This pilot study evaluated the effects of FAST Stroke Prevention Educational Program for Middle School Students, a 2-month stroke prevention educational program targeted to middle school students. The FAST program focused on improving knowledge of stroke signs and symptoms; risk factors; treatment-seeking behaviors (call 911); overall attitude toward stroke, including perceived self-efficacy in identifying stroke warning signs and dealing with a stroke victim; stroke risk-reduction behaviors; and other risk factors for stroke, such as hypertension and diabetes. The FAST program evaluation consisted of a pretest, an educational intervention, immediate posttest, and a long-term posttest at 2 months. A convenience sample of 72 students with a mean age of 13.25 years was used. After obtaining school, parental, and student consent, the FAST program was implemented by the school nurse, health teachers, and research nurses. Results indicated significant increases in knowledge of stroke risk factors and warning signs and in attitudes of self-efficacy among middle school students that were sustained from pretest to long-term posttest; data supported the effectiveness of this novel intervention. Additional research using a variety of educational strategies and a longer time frame of intervention is recommended to further expand use of this program.
Questions or comments about this article may be directed to Elaine Tilka Miller, DNS RN CRRN FAHA FAAN, atElaine.Miller@uc.edu.
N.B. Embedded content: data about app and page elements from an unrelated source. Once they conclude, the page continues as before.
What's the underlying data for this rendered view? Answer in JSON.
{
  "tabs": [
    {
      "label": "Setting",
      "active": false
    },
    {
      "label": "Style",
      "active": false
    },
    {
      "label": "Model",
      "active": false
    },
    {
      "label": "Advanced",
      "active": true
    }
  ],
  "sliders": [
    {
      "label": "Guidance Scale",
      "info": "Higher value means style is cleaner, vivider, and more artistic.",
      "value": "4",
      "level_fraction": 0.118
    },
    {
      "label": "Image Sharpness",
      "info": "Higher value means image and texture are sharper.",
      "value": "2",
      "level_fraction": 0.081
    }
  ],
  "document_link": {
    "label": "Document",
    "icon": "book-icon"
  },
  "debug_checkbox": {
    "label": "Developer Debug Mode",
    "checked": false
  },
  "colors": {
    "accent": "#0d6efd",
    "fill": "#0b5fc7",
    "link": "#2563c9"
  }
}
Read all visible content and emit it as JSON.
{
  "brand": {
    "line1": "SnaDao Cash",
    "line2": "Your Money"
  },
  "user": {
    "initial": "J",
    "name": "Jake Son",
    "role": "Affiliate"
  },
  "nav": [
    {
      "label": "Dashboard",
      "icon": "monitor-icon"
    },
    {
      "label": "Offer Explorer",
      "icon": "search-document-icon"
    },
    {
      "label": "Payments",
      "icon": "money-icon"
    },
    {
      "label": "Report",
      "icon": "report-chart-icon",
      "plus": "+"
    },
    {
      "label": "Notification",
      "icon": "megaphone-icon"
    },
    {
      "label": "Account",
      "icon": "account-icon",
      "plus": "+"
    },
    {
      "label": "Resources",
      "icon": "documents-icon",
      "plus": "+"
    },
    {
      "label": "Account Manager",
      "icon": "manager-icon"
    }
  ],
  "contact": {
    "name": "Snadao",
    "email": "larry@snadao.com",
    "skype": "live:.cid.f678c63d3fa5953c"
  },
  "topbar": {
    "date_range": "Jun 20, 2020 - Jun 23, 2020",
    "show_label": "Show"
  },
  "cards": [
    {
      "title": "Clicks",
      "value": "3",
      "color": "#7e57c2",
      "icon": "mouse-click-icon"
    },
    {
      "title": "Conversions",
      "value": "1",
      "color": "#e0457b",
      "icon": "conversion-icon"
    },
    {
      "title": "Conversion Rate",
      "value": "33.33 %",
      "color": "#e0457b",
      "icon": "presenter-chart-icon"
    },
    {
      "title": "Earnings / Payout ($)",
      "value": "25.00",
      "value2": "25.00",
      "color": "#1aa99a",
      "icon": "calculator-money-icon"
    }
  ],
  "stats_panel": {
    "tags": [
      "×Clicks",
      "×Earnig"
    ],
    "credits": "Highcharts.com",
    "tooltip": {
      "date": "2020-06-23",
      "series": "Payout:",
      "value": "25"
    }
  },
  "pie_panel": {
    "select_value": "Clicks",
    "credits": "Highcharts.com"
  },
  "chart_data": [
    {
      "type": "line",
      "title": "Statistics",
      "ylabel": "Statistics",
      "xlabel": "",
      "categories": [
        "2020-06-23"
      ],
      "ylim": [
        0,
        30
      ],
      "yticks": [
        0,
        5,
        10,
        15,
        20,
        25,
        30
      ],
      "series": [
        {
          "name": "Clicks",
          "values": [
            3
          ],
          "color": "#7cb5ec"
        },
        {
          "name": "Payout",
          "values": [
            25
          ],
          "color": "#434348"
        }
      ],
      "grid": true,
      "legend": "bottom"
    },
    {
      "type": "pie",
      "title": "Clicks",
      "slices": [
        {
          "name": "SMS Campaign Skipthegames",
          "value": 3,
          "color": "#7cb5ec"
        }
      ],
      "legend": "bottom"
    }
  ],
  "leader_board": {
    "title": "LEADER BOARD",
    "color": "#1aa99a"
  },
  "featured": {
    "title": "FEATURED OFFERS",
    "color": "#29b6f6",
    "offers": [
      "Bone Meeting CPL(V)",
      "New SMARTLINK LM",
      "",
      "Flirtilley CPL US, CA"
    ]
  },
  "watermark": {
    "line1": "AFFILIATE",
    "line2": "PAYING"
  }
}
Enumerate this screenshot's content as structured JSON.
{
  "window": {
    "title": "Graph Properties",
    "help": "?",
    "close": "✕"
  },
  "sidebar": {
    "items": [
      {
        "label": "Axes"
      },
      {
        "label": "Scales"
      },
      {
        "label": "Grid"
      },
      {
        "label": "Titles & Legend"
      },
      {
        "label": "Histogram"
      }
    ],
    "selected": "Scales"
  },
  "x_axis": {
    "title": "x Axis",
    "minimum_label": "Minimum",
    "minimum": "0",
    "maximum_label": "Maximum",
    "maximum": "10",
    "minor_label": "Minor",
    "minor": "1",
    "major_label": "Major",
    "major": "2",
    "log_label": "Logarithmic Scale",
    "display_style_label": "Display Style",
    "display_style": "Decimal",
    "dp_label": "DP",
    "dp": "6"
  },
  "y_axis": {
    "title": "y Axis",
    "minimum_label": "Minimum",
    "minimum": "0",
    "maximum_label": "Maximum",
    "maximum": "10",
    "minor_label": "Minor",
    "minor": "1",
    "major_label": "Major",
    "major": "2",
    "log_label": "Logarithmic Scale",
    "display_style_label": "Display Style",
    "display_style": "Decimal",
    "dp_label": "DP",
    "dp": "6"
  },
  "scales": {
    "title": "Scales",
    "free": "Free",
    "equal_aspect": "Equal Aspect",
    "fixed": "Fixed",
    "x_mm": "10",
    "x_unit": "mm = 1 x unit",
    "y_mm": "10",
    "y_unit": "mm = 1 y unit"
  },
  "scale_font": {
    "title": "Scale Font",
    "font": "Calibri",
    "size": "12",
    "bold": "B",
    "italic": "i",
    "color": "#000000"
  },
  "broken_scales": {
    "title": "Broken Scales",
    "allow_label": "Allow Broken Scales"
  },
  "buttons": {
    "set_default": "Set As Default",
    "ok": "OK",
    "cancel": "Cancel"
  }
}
She is professor of nursing at the University of Cincinnati, College of Nursing, Cincinnati, OH.
Keith A. King, PhD CHES, is an associate professor at the University of Cincinnati, College of Education, Cincinnati, OH.
Rosie Miller, RN CCRC, is central coordinator of Teen-Longitudinal Assessment of Bariatric Surgery (Teen-LABS) at Cincinnati Children's Hospital Medical Center, Cincinnati, OH.
Dawn Kleindorfer, MD, is an assistant professor in the neurology department of the University of Cincinnati, Cincinnati, OH.